* **WHAT TO PRODUCE**: Below are the records. Gather each line that holds "screenshot".

* **INPUT DATA**:
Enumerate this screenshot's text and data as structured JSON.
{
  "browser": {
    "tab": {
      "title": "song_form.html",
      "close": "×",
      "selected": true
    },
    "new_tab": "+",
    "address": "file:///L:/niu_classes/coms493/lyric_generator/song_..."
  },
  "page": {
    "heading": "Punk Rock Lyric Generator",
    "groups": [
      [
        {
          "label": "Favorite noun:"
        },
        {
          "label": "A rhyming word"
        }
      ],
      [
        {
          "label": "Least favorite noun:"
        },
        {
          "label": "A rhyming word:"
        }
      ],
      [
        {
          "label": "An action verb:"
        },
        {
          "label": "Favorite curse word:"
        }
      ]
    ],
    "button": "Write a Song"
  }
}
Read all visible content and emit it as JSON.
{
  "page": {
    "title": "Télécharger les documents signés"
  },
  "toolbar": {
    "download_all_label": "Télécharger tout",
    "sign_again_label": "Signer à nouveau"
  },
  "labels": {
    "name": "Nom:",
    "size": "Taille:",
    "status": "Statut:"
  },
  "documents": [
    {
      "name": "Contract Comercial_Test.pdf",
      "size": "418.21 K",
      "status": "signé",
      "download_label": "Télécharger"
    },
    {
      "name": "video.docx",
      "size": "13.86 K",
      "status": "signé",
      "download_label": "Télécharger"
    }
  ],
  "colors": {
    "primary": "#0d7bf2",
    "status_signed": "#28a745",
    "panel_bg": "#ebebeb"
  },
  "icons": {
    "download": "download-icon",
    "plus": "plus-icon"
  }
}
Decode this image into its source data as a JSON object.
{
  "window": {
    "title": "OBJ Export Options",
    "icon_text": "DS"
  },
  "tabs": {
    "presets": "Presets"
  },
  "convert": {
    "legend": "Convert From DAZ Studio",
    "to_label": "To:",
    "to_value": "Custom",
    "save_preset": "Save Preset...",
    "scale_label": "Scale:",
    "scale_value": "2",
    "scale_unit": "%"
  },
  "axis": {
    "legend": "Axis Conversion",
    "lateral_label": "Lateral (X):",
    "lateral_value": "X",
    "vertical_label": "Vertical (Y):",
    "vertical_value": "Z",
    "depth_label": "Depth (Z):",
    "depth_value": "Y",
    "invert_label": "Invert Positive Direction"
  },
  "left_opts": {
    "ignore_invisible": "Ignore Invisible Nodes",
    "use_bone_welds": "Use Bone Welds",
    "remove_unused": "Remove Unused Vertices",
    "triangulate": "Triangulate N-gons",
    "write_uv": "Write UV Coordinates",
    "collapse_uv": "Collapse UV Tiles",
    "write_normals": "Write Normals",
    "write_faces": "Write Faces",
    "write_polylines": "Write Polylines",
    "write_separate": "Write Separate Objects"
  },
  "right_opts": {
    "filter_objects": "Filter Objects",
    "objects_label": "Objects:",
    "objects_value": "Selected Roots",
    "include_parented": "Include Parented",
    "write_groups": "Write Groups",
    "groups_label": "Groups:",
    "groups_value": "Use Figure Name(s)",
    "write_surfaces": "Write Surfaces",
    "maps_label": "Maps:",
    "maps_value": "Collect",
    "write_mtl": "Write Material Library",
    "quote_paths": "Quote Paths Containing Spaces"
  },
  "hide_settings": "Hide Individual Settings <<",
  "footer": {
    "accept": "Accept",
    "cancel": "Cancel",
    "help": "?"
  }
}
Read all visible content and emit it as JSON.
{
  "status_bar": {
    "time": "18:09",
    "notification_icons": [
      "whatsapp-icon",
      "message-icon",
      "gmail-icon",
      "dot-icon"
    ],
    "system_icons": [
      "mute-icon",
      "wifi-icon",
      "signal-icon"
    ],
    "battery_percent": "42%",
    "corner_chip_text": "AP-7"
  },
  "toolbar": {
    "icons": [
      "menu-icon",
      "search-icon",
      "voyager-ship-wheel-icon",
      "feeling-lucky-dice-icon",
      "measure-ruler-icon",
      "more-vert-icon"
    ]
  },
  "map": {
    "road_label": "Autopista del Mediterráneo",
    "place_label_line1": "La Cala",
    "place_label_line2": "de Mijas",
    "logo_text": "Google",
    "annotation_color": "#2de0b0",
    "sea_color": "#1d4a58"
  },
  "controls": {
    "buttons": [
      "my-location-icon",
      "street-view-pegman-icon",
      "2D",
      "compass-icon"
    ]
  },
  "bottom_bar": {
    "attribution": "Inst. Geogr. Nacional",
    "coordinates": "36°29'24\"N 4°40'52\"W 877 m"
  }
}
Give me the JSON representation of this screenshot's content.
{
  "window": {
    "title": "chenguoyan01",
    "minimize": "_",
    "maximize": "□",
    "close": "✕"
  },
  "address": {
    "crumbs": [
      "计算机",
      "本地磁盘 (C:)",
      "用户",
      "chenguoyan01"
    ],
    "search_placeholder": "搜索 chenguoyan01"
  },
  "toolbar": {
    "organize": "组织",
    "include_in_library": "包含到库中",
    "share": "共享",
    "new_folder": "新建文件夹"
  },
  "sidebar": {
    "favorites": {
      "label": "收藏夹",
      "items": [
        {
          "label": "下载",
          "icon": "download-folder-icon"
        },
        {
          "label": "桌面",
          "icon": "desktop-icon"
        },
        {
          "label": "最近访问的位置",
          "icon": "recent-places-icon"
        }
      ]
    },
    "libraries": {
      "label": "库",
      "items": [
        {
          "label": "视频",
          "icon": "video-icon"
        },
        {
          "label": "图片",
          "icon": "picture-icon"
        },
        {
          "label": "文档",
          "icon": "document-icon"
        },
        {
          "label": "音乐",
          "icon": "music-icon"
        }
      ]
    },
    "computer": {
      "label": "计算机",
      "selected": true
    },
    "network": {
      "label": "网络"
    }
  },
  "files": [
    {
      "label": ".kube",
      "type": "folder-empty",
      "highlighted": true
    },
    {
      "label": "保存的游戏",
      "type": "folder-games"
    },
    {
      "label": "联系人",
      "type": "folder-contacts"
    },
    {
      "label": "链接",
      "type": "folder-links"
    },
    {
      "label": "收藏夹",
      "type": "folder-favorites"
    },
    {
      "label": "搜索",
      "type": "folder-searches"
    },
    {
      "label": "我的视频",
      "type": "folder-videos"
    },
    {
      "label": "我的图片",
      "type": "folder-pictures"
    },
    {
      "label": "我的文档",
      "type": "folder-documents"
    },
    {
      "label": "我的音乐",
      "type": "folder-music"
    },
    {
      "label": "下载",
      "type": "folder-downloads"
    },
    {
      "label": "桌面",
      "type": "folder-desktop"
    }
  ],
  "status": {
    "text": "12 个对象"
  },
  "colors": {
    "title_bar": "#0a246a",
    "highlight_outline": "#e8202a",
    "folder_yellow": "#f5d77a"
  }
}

* **WRITTEN SOLUTION**:
Enumerate this screenshot's text and data as structured JSON.
Give me the JSON representation of this screenshot's content.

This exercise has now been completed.